Cerebral palsy is a group of disorders that affect a person’s ability to move and maintain balance and posture. CP is the most common motor disability in childhood.
- Early signs of cerebral palsy usually appear before 18 months of age, and parents are often the first to suspect that their infant is not developing motor skills normally. Infants with cerebral palsy are frequently slow to reach developmental milestones, such as learning to roll over, sit, crawl, smile, or walk. This is sometimes called developmental delay.
- Some affected children have abnormal muscle tone. Decreased muscle tone is called hypotonia; the baby may seem flaccid and relaxed, even floppy. Increased muscle tone is called hypertonia, and the baby may seem stiff or rigid. In some cases, the baby has an early period of hypotonia that progresses to hypertonia after the first 2 to 3 months of life. Affected children may also have unusual posture or favor one side of their body.

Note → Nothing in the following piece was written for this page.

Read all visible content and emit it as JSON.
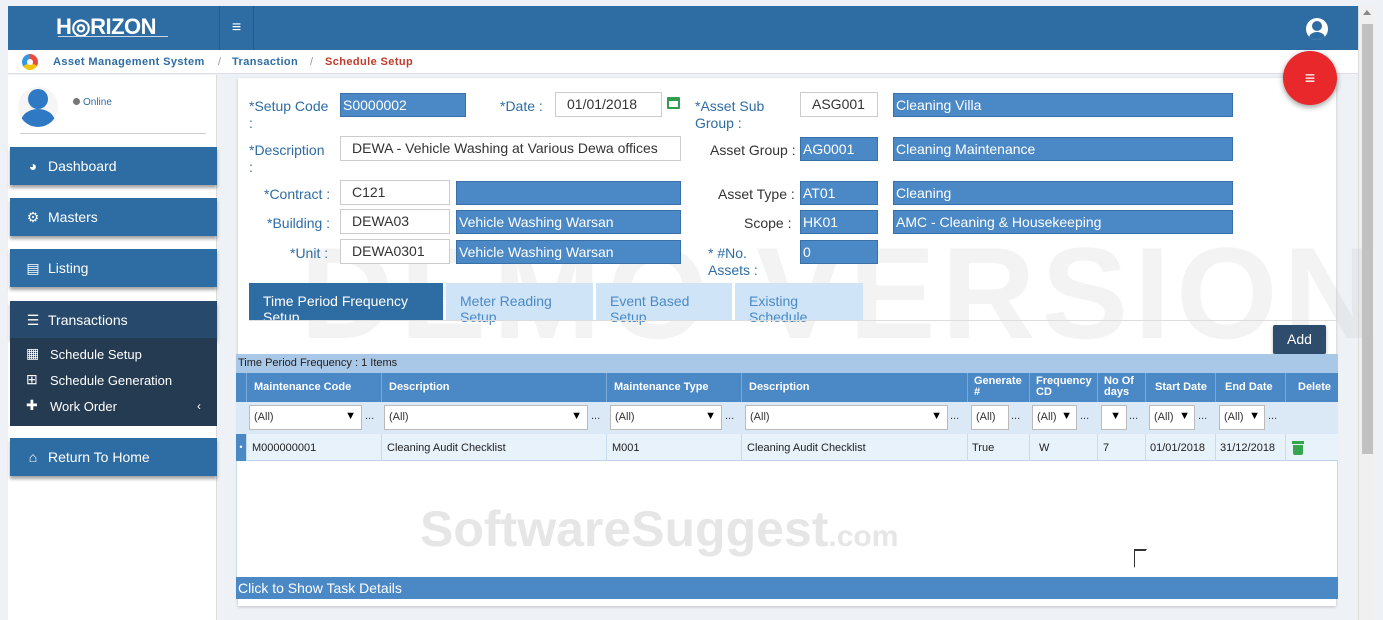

Causes: CP is caused by damage to one or more specific areas of the brain, usually occurring during fetal development; before, during, or shortly after birth; or during infancy. Thus, these disorders are not caused by problems in the muscles or nerves. Instead, faulty development or damage to motor areas in the brain disrupt the brain’s ability to adequately control movement and posture. There are several possible causes of the abnormal development or damage. People used to think that CP was mainly caused by lack of oxygen during the birth process. Now, scientists think that this causes only a small number of CP cases
Treatment: Common treatments include medicines; surgery; braces; and physical, occupational, and speech therapy. No single treatment is the best one for all children with CP. Before deciding on a treatment plan, it is important to talk with the child’s doctor to understand all the risks and benefits.

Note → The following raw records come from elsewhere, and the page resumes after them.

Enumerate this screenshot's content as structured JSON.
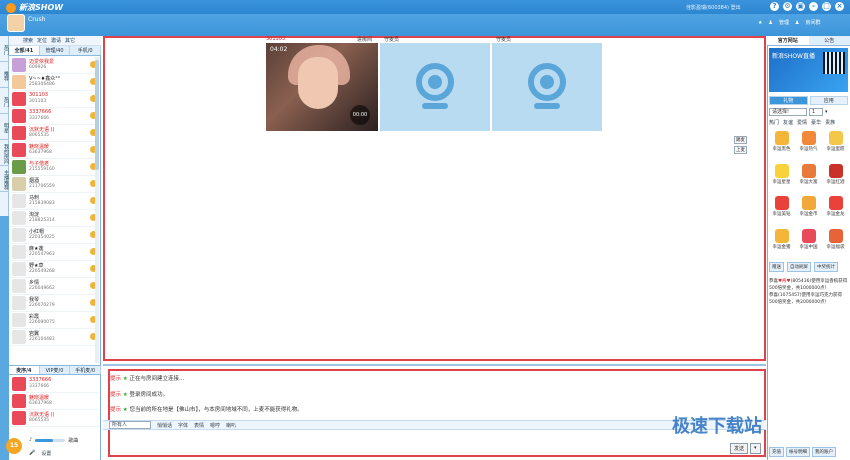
{
  "app": {
    "title": "新浪SHOW",
    "account": "佳影盈瑞(600384) 登出"
  },
  "room": {
    "username": "Crush"
  },
  "right_links": [
    "管理",
    "房间群"
  ],
  "vertical_tabs": [
    "热门",
    "推荐",
    "热门",
    "明星",
    "我的房间",
    "主播推荐"
  ],
  "left_toolbar": [
    "搜索",
    "定位",
    "邀请",
    "其它"
  ],
  "left_tabs": [
    "全部/41",
    "管理/40",
    "手机/0"
  ],
  "users": [
    {
      "name": "迈爱依我爱",
      "id": "609926",
      "red": true,
      "color": "#c7a0d8"
    },
    {
      "name": "V~~♦鑫众°°",
      "id": "258306486",
      "red": false,
      "color": "#f3c89a"
    },
    {
      "name": "301103",
      "id": "301103",
      "red": true,
      "color": "#e84a5a"
    },
    {
      "name": "3337666",
      "id": "3337666",
      "red": true,
      "color": "#e84a5a"
    },
    {
      "name": "沉默无语 ()",
      "id": "8065535",
      "red": true,
      "color": "#e84a5a"
    },
    {
      "name": "魅晓温暖",
      "id": "63637968",
      "red": true,
      "color": "#e84a5a"
    },
    {
      "name": "与子偕老",
      "id": "215559160",
      "red": true,
      "color": "#6b9a48"
    },
    {
      "name": "烟酒",
      "id": "211706559",
      "red": false,
      "color": "#d8cfa8"
    },
    {
      "name": "马刺",
      "id": "215839083",
      "red": false,
      "color": "#e6e6e6"
    },
    {
      "name": "淘淀",
      "id": "218825314",
      "red": false,
      "color": "#e6e6e6"
    },
    {
      "name": "小红帽",
      "id": "220354025",
      "red": false,
      "color": "#e6e6e6"
    },
    {
      "name": "麻★莲",
      "id": "220547963",
      "red": false,
      "color": "#e6e6e6"
    },
    {
      "name": "野★草",
      "id": "220549268",
      "red": false,
      "color": "#e6e6e6"
    },
    {
      "name": "乡情",
      "id": "226049662",
      "red": false,
      "color": "#e6e6e6"
    },
    {
      "name": "我琴",
      "id": "226070279",
      "red": false,
      "color": "#e6e6e6"
    },
    {
      "name": "彩霞",
      "id": "226090075",
      "red": false,
      "color": "#e6e6e6"
    },
    {
      "name": "岩翼",
      "id": "226104483",
      "red": false,
      "color": "#e6e6e6"
    }
  ],
  "left_tabs2": [
    "麦序/4",
    "VIP麦/0",
    "手机麦/0"
  ],
  "users2": [
    {
      "name": "3337666",
      "id": "3337666"
    },
    {
      "name": "魅晓温暖",
      "id": "63637968"
    },
    {
      "name": "沉默无语 ()",
      "id": "8065535"
    }
  ],
  "volume": {
    "label": "歌曲",
    "level": 0.6
  },
  "left_bottom": [
    "设置"
  ],
  "badge": "15",
  "video": {
    "slots": [
      {
        "label": "301103",
        "mode": "进房间"
      },
      {
        "label": "守麦员"
      },
      {
        "label": "守麦员"
      }
    ],
    "time": "04:02",
    "timer": "00:00",
    "side_buttons": [
      "踢麦",
      "上麦"
    ]
  },
  "chat": {
    "lines": [
      {
        "tag": "提示",
        "text": "正在与房间建立连接..."
      },
      {
        "tag": "提示",
        "text": "登录房间成功。"
      },
      {
        "tag": "提示",
        "text": "您当前的所在地是【佛山市】，与本房间地域不同，上麦不能获得礼物。"
      }
    ],
    "target": "所有人",
    "toolbar": [
      "悄悄话",
      "字体",
      "表情",
      "嗯哼",
      "喇叭"
    ],
    "send": "发送",
    "send_opt": "▾"
  },
  "right_tabs": [
    "官方网站",
    "公告"
  ],
  "ad_text": "新浪SHOW直播",
  "gift_tabs": [
    "礼物",
    "应用"
  ],
  "gift_select": {
    "label": "请选择!",
    "qty": "1"
  },
  "gift_cats": [
    "热门",
    "友谊",
    "爱情",
    "豪华",
    "贵族"
  ],
  "gifts": [
    {
      "name": "幸运黑色",
      "color": "#f4b63a"
    },
    {
      "name": "幸运热气",
      "color": "#f08a3a"
    },
    {
      "name": "幸运蛋糕",
      "color": "#f4c64a"
    },
    {
      "name": "幸运星星",
      "color": "#f8d23a"
    },
    {
      "name": "幸运大富",
      "color": "#e87a3a"
    },
    {
      "name": "幸运红酒",
      "color": "#c8322a"
    },
    {
      "name": "幸运美钻",
      "color": "#e8423a"
    },
    {
      "name": "幸运金币",
      "color": "#f0a83a"
    },
    {
      "name": "幸运金龙",
      "color": "#e8423a"
    },
    {
      "name": "幸运金猪",
      "color": "#f4b63a"
    },
    {
      "name": "幸运中国",
      "color": "#e84a5a"
    },
    {
      "name": "幸运福袋",
      "color": "#e8623a"
    }
  ],
  "gift_buttons": [
    "赠送",
    "自动刷屏",
    "中奖统计"
  ],
  "notices": [
    {
      "text": "恭喜",
      "red": false
    },
    {
      "text": "♥奇♥",
      "red": true
    },
    {
      "text": "(805436)使用幸运香槟获得500倍奖金，共1000000点！",
      "red": false
    },
    {
      "text": "恭喜",
      "red": false
    },
    {
      "text": "(1075457)使用幸运巧克力获得500倍奖金，共2000000点！",
      "red": false
    }
  ],
  "rp_bottom": [
    "充值",
    "帐号明细",
    "我的账户"
  ],
  "watermark": "极速下载站"
}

Need Support? Check out these links for more information:
An Overview of Cerebral Palsy (Cerebral Palsy Group)
Facts About Cerebral Palsy. (2015, January 12). Retrieved February 4, 2015, from http://www.cdc.gov/ncbddd/cp/facts.html
United Cerebral Palsy Foundation – San Diego County. (n.d.). Retrieved February 4, 2015, from http://ucpsdfoundation.org/whatiscp.html